--- Material for the task ---
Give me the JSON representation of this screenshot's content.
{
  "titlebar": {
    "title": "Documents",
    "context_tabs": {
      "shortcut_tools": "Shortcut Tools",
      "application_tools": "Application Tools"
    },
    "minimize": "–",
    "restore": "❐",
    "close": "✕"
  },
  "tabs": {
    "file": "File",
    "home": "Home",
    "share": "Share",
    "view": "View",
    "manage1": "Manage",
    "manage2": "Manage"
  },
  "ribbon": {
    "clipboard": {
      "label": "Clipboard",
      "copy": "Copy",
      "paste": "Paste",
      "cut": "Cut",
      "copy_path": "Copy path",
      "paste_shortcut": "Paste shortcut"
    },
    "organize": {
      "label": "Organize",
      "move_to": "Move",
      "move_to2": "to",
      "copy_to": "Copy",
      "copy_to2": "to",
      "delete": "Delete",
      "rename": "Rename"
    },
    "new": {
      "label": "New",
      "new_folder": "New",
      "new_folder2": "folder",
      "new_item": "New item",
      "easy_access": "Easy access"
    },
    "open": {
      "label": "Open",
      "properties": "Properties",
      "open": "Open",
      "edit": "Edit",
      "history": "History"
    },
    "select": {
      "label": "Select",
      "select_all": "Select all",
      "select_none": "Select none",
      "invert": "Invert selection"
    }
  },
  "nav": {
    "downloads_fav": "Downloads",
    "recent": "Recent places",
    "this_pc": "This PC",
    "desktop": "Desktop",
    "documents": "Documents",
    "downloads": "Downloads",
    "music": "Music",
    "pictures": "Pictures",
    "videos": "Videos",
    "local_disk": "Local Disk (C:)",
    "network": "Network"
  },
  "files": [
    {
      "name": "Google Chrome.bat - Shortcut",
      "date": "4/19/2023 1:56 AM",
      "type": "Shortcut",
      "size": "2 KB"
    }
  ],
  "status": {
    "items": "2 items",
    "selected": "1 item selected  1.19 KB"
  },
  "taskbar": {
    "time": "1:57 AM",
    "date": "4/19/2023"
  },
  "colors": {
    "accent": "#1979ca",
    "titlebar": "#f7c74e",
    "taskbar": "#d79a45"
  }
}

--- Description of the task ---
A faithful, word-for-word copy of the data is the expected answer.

--- Solution ---
Give me the JSON representation of this screenshot's content.
{
  "titlebar": {
    "title": "Documents",
    "context_tabs": {
      "shortcut_tools": "Shortcut Tools",
      "application_tools": "Application Tools"
    },
    "minimize": "–",
    "restore": "❐",
    "close": "✕"
  },
  "tabs": {
    "file": "File",
    "home": "Home",
    "share": "Share",
    "view": "View",
    "manage1": "Manage",
    "manage2": "Manage"
  },
  "ribbon": {
    "clipboard": {
      "label": "Clipboard",
      "copy": "Copy",
      "paste": "Paste",
      "cut": "Cut",
      "copy_path": "Copy path",
      "paste_shortcut": "Paste shortcut"
    },
    "organize": {
      "label": "Organize",
      "move_to": "Move",
      "move_to2": "to",
      "copy_to": "Copy",
      "copy_to2": "to",
      "delete": "Delete",
      "rename": "Rename"
    },
    "new": {
      "label": "New",
      "new_folder": "New",
      "new_folder2": "folder",
      "new_item": "New item",
      "easy_access": "Easy access"
    },
    "open": {
      "label": "Open",
      "properties": "Properties",
      "open": "Open",
      "edit": "Edit",
      "history": "History"
    },
    "select": {
      "label": "Select",
      "select_all": "Select all",
      "select_none": "Select none",
      "invert": "Invert selection"
    }
  },
  "nav": {
    "downloads_fav": "Downloads",
    "recent": "Recent places",
    "this_pc": "This PC",
    "desktop": "Desktop",
    "documents": "Documents",
    "downloads": "Downloads",
    "music": "Music",
    "pictures": "Pictures",
    "videos": "Videos",
    "local_disk": "Local Disk (C:)",
    "network": "Network"
  },
  "files": [
    {
      "name": "Google Chrome.bat - Shortcut",
      "date": "4/19/2023 1:56 AM",
      "type": "Shortcut",
      "size": "2 KB"
    }
  ],
  "status": {
    "items": "2 items",
    "selected": "1 item selected  1.19 KB"
  },
  "taskbar": {
    "time": "1:57 AM",
    "date": "4/19/2023"
  },
  "colors": {
    "accent": "#1979ca",
    "titlebar": "#f7c74e",
    "taskbar": "#d79a45"
  }
}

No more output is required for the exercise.